··· DATASET EXTRACT

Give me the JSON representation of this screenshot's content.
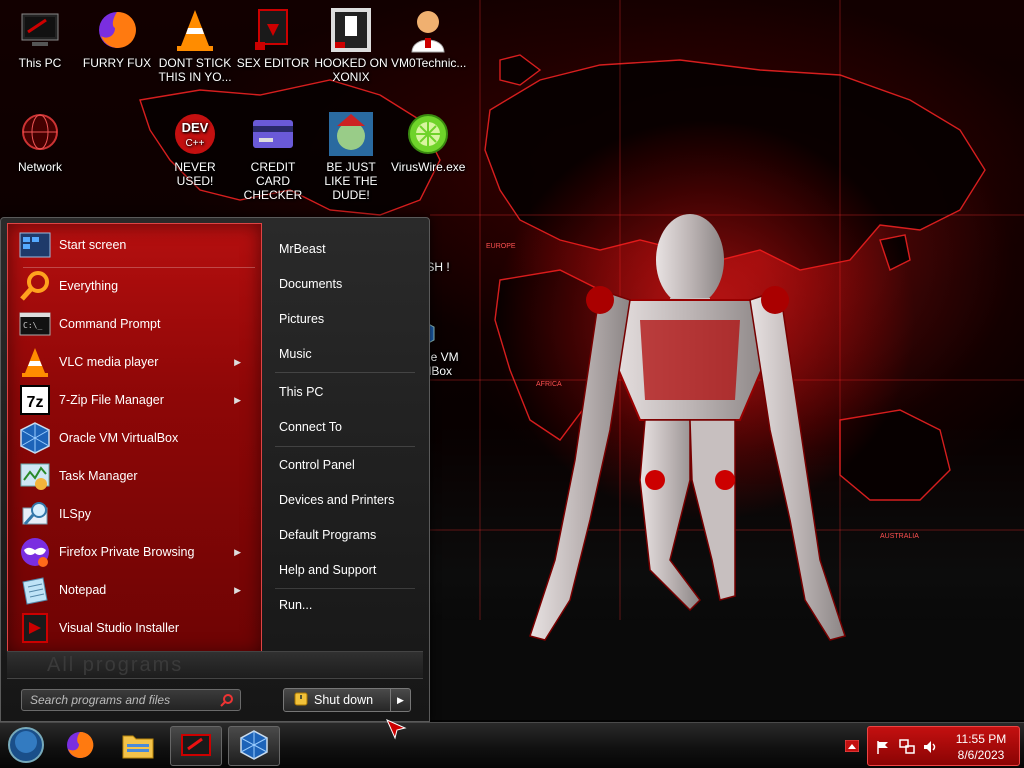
{
  "desktop": {
    "icons": [
      {
        "label": "This PC"
      },
      {
        "label": "FURRY FUX"
      },
      {
        "label": "DONT STICK THIS IN YO..."
      },
      {
        "label": "SEX EDITOR"
      },
      {
        "label": "HOOKED ON XONIX"
      },
      {
        "label": "VM0Technic..."
      },
      {
        "label": "Network"
      },
      {
        "label": "NEVER USED!"
      },
      {
        "label": "CREDIT CARD CHECKER"
      },
      {
        "label": "BE JUST LIKE THE DUDE!"
      },
      {
        "label": "VirusWire.exe"
      }
    ],
    "partial_labels": {
      "flash": "FLASH !",
      "vbox": "acle VM\nalBox"
    }
  },
  "start_menu": {
    "programs": [
      {
        "label": "Start screen",
        "icon": "start-screen-icon",
        "submenu": false
      },
      {
        "label": "Everything",
        "icon": "magnifier-icon",
        "submenu": false
      },
      {
        "label": "Command Prompt",
        "icon": "terminal-icon",
        "submenu": false
      },
      {
        "label": "VLC media player",
        "icon": "vlc-cone-icon",
        "submenu": true
      },
      {
        "label": "7-Zip File Manager",
        "icon": "7zip-icon",
        "submenu": true
      },
      {
        "label": "Oracle VM VirtualBox",
        "icon": "virtualbox-icon",
        "submenu": false
      },
      {
        "label": "Task Manager",
        "icon": "task-manager-icon",
        "submenu": false
      },
      {
        "label": "ILSpy",
        "icon": "ilspy-icon",
        "submenu": false
      },
      {
        "label": "Firefox Private Browsing",
        "icon": "firefox-private-icon",
        "submenu": true
      },
      {
        "label": "Notepad",
        "icon": "notepad-icon",
        "submenu": true
      },
      {
        "label": "Visual Studio Installer",
        "icon": "visual-studio-icon",
        "submenu": false
      }
    ],
    "right_items": [
      {
        "label": "MrBeast"
      },
      {
        "label": "Documents"
      },
      {
        "label": "Pictures"
      },
      {
        "label": "Music"
      },
      {
        "label": "This PC"
      },
      {
        "label": "Connect To"
      },
      {
        "label": "Control Panel"
      },
      {
        "label": "Devices and Printers"
      },
      {
        "label": "Default Programs"
      },
      {
        "label": "Help and Support"
      },
      {
        "label": "Run..."
      }
    ],
    "all_programs": "All programs",
    "search_placeholder": "Search programs and files",
    "shutdown_label": "Shut down"
  },
  "taskbar": {
    "items": [
      {
        "icon": "start-orb-icon"
      },
      {
        "icon": "firefox-icon"
      },
      {
        "icon": "file-explorer-icon"
      },
      {
        "icon": "red-app-icon"
      },
      {
        "icon": "virtualbox-icon"
      }
    ],
    "clock_time": "11:55 PM",
    "clock_date": "8/6/2023"
  },
  "colors": {
    "accent_red": "#b50f0f",
    "tray_red": "#c41010"
  },
  "wallpaper": {
    "europe": "EUROPE",
    "africa": "AFRICA",
    "australia": "AUSTRALIA"
  }
}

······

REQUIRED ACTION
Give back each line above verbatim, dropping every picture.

RESPONSE BOX
Give me the JSON representation of this screenshot's content.
{
  "desktop": {
    "icons": [
      {
        "label": "This PC"
      },
      {
        "label": "FURRY FUX"
      },
      {
        "label": "DONT STICK THIS IN YO..."
      },
      {
        "label": "SEX EDITOR"
      },
      {
        "label": "HOOKED ON XONIX"
      },
      {
        "label": "VM0Technic..."
      },
      {
        "label": "Network"
      },
      {
        "label": "NEVER USED!"
      },
      {
        "label": "CREDIT CARD CHECKER"
      },
      {
        "label": "BE JUST LIKE THE DUDE!"
      },
      {
        "label": "VirusWire.exe"
      }
    ],
    "partial_labels": {
      "flash": "FLASH !",
      "vbox": "acle VM\nalBox"
    }
  },
  "start_menu": {
    "programs": [
      {
        "label": "Start screen",
        "icon": "start-screen-icon",
        "submenu": false
      },
      {
        "label": "Everything",
        "icon": "magnifier-icon",
        "submenu": false
      },
      {
        "label": "Command Prompt",
        "icon": "terminal-icon",
        "submenu": false
      },
      {
        "label": "VLC media player",
        "icon": "vlc-cone-icon",
        "submenu": true
      },
      {
        "label": "7-Zip File Manager",
        "icon": "7zip-icon",
        "submenu": true
      },
      {
        "label": "Oracle VM VirtualBox",
        "icon": "virtualbox-icon",
        "submenu": false
      },
      {
        "label": "Task Manager",
        "icon": "task-manager-icon",
        "submenu": false
      },
      {
        "label": "ILSpy",
        "icon": "ilspy-icon",
        "submenu": false
      },
      {
        "label": "Firefox Private Browsing",
        "icon": "firefox-private-icon",
        "submenu": true
      },
      {
        "label": "Notepad",
        "icon": "notepad-icon",
        "submenu": true
      },
      {
        "label": "Visual Studio Installer",
        "icon": "visual-studio-icon",
        "submenu": false
      }
    ],
    "right_items": [
      {
        "label": "MrBeast"
      },
      {
        "label": "Documents"
      },
      {
        "label": "Pictures"
      },
      {
        "label": "Music"
      },
      {
        "label": "This PC"
      },
      {
        "label": "Connect To"
      },
      {
        "label": "Control Panel"
      },
      {
        "label": "Devices and Printers"
      },
      {
        "label": "Default Programs"
      },
      {
        "label": "Help and Support"
      },
      {
        "label": "Run..."
      }
    ],
    "all_programs": "All programs",
    "search_placeholder": "Search programs and files",
    "shutdown_label": "Shut down"
  },
  "taskbar": {
    "items": [
      {
        "icon": "start-orb-icon"
      },
      {
        "icon": "firefox-icon"
      },
      {
        "icon": "file-explorer-icon"
      },
      {
        "icon": "red-app-icon"
      },
      {
        "icon": "virtualbox-icon"
      }
    ],
    "clock_time": "11:55 PM",
    "clock_date": "8/6/2023"
  },
  "colors": {
    "accent_red": "#b50f0f",
    "tray_red": "#c41010"
  },
  "wallpaper": {
    "europe": "EUROPE",
    "africa": "AFRICA",
    "australia": "AUSTRALIA"
  }
}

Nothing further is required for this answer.